PKM: It’s always been at war. Anyone born in America after 2001 has always been at war.
Martin Torgoff: Yes, that’s true. Having published these books and made these television shows, I occasionally get asked to come speak at colleges or universities. I talk about all this drug stuff. A lot of times kids come up at the end and want to shoot the shit, go out for a coffee or whatever, which I always enjoy. In one of those post-speaking get-togethers, an earnest kid asked, “If you look at what’s happening today, is it like the ’60s with the chaos and the craziness?” I thought about it for a second and I said, “No, no, it’s not like the ‘60s at all. Back in the ’60s, even with the war in Vietnam, even with assassinations, even with the cities erupting in race riots and flames, I never felt the peril that I do now for the world.” There were a lot of groundbreaking things happening then. There was the civil rights movement, the birth of environmentalism, the birth of feminism. It inspired hope for the future. What I told the kid was, “I imagine that today probably feels more like the 1930s must have felt to people who were in that situation. There were these things going on in the world, like the rise of fascism. You sort of saw the handwriting on the wall. You looked at the horizon and you saw the storm clouds gathering. People felt they could not stop it from happening, but they could not fathom the magnitude of the shit that was going to come down.” That’s the situation that we’re in today. Where you can see the shit gathering on the horizon, the dark clouds and a lot of people feel like, “Oh my God, what can I possibly do to stop this?” There’s a pull to the precipice.

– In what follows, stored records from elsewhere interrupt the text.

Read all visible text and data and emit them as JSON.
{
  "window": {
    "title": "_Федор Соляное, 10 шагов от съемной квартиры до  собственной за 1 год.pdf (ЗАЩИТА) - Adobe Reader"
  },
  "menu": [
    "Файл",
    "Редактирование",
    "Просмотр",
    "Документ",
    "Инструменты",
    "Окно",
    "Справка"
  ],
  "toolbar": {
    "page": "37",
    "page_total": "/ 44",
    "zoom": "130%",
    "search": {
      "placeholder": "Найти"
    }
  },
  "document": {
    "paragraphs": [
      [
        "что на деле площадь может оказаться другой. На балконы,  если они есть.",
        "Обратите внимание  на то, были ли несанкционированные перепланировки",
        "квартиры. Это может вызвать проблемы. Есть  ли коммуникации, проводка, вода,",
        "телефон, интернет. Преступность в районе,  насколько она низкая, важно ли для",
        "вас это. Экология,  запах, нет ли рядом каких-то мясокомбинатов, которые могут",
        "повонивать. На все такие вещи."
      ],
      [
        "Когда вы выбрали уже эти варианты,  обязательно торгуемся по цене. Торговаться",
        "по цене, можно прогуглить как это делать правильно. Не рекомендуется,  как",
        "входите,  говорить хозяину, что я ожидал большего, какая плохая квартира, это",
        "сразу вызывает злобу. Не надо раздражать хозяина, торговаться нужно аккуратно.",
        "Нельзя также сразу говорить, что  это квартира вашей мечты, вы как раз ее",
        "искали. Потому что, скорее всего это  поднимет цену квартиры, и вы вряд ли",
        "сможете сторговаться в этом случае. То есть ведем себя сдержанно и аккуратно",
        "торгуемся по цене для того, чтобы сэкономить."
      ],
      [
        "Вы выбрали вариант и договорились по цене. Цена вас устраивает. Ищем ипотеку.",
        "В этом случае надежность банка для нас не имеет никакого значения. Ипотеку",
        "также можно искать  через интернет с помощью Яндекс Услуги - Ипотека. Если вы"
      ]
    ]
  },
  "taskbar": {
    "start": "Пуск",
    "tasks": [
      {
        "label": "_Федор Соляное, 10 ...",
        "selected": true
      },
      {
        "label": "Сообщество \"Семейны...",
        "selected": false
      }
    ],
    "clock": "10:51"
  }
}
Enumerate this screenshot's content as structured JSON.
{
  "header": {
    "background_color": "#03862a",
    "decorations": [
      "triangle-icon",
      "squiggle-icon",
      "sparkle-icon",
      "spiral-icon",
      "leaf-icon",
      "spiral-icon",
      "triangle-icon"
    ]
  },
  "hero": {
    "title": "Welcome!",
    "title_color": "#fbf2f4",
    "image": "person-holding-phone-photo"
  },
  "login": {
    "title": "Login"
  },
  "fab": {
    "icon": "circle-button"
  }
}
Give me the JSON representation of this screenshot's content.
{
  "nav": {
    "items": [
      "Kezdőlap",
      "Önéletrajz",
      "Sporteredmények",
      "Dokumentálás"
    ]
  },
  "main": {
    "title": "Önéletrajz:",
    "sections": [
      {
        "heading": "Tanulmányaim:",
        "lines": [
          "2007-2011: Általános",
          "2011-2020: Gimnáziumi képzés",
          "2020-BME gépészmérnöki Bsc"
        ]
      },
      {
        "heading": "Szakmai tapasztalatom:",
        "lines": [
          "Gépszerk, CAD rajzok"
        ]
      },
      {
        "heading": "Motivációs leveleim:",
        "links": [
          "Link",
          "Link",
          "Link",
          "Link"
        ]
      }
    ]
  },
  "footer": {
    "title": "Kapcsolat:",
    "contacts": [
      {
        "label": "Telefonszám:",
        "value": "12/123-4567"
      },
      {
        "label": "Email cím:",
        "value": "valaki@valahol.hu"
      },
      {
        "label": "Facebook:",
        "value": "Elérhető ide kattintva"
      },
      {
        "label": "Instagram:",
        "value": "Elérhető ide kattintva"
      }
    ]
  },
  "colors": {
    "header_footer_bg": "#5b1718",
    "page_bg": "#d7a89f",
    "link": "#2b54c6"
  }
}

Look at our opiate epidemic. It’s Trump’s America that has essentially been going through the worst of it. As I mentioned earlier, the first opiate addicts in America were middle-class white women, looking for relief from the pressures they felt. Then it became something hip young men in the cities did. Then it took hold of young black people living in the poverty of the inner cities, and that’s where it stayed for 25 or 30 years. Now, it’s in the Rust Belt and in rural America. That’s Trump’s America. These are people who feel they have been completely left out of everything, left out of the economic growth, left out of social change, left out of everything a lot of us know as “normal”. Their addiction is so embroidered into that worldview, into lashing out, into emotional destruction. How is that going to play out in terms of new drugs, new lifestyles? Who can tell? The reasons people use drugs are in play today, and have always been in play, at all times in every era. What changes is the emphasis on which drugs come to embody and reflect the times.
PKM: So, we’re on the precipice between synthetic opiates and organic psychedelics?
Martin Torgoff: [Laughs] Yes, we’re living in the world of fentanyl and ayahuasca. That pretty much tells the story. There are people taking spiritually-guided ayahuasca trips to evolve into beings who are as devoted to saving the planet as other people are devoted to completely obliviating themselves with an opiate that is umpteen times more powerful than the purest heroin ever. That’s the dichotomy of where we are with drugs today. And we’re able to chase it all down with a cannabis-infused beverage.
Jelly Roll Morton: [From Bop Apocalypse. The influential pianist/composer describes his growing up in New Orleans of the late 1890s/early 1900s] The streets were crowded with men. Police were always in sight, never less than two together, which guaranteed the safety of all concerned. Lights of all colors were glittering and glaring. Some very happy, some very sad, some with the desire to end it all by poison, some planning a big outing, a dance or some other kind of enjoyment. Some were real ladies in spite of their downfall and some were habitual drunkards and some were dope fiends as follows: opium, heroin, cocaine, laudanum, morphine, etc. I was personally sent to Chinatown many times with a sealed note and a small amount of money and would bring back several cards of hop [bags of weed]. There was no slipping or dodging. All you had to do was walk in and be served.